- Go swimming in the lake. Swimming, by far, is the best exercise out there. It forces your pet to use every muscle in their body while swimming with little to no impact on their skeletons. This is a great way to cool off in the summer and also burn off some calories.
- Arrange playdates with dogs that are compatible. Over time you will build relationships with people and their pets who get along well with your dogs. These play dates provide a safe and controlled environment for you and your pets to blow off some steam with like-minded friends.
When Going To Dog Parks
If going to the dog park is your only option, for one reason or another, here is what I do IF I decide to take my dogs to the dog park:
- Are there too many dogs crowded together?
- Do the dogs surround any new dog that arrives?
- Do any of the dogs seem to be bullying other dogs?
- Are the humans paying attention to their dogs, or are they busy talking to each other or on their phones?
- Are humans tolerant of each other’s dogs?
- Did someone bring a ball, Frisbee, or another toy that could cause conflict?
- Are there a large number of intact males?
- Is there a separate area for the smaller dogs to play?
- Is the park double gated and is the gating/fencing secure?
- Leave If any of the above red flags are raised, I will leash up my dogs and head home. I tell myself that if I have any doubts about whether my dog or others are acting inappropriately, the play is getting too rough, or my dog is not having fun, I will LEAVE immediately. This mindset is always in the best interest of my dog.
- Bathe After every single trip to the dog park, my dogs come home and go straight into the bath.
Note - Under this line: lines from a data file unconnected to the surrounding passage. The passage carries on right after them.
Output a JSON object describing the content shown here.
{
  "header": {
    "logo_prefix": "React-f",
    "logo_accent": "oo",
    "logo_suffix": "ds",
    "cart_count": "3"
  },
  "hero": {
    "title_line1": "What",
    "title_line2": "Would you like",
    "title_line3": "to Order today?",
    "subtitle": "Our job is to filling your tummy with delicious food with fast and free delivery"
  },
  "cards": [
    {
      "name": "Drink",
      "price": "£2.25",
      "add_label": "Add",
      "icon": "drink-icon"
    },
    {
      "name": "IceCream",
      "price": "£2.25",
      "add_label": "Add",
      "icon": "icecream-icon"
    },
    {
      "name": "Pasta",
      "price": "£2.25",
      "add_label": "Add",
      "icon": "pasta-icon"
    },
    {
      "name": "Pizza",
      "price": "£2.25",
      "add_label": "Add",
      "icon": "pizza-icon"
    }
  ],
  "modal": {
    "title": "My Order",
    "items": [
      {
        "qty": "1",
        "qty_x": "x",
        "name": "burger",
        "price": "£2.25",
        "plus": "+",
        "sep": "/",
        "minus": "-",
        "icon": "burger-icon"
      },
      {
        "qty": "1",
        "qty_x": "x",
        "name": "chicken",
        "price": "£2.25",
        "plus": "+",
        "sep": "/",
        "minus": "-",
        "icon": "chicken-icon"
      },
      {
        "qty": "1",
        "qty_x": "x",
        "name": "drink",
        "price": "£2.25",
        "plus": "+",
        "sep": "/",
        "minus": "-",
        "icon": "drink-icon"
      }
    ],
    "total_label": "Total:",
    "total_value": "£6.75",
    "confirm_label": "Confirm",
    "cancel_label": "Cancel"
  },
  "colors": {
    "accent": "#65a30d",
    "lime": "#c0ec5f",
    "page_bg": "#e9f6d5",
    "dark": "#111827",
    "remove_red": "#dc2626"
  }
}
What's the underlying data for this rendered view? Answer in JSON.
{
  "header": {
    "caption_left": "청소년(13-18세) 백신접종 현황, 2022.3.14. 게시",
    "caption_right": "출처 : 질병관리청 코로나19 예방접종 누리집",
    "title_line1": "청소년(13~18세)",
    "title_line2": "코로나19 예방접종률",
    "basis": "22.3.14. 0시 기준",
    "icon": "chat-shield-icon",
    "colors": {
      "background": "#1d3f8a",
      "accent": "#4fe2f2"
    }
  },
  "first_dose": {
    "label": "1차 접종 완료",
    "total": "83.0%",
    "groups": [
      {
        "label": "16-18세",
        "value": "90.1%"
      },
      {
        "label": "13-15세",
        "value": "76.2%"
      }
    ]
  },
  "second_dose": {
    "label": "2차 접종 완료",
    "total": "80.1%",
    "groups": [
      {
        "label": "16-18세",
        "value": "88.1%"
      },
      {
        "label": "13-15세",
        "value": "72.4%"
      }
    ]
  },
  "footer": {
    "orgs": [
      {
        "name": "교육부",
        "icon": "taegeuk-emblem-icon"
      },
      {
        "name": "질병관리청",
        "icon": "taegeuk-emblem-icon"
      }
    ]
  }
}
I will check their coats for fleas and ticks before they are allowed to roam the house.
As much as humans love to socialize with other dog owners, I don’t support congregating in large groups with “random” dogs, especially in a confined space. It truly is a recipe for disaster.
There are dozens of different ways that you can exercise and stimulate your dog in an efficient and effective way.
Take some time and find an engaging and enriching activity that you and your dog can do together and next time, skip the dog park.